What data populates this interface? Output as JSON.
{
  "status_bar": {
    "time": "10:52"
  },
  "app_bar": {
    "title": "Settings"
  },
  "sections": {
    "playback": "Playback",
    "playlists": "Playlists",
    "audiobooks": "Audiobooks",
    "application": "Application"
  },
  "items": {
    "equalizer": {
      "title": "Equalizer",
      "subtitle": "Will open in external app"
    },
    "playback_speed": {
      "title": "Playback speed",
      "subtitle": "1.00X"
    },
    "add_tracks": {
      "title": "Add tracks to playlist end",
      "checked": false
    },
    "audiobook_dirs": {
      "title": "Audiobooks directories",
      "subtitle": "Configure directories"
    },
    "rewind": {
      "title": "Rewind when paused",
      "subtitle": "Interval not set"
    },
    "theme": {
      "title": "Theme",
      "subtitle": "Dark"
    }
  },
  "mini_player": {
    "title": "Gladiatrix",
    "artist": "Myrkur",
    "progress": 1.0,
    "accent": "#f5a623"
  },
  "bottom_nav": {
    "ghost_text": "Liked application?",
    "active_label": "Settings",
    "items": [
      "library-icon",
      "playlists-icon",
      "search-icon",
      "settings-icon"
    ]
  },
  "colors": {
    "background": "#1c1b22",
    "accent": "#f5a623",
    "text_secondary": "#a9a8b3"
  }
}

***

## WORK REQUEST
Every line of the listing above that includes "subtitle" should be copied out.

## ANSWER BELOW
      "subtitle": "Will open in external app"
      "subtitle": "1.00X"
      "subtitle": "Configure directories"
      "subtitle": "Interval not set"
      "subtitle": "Dark"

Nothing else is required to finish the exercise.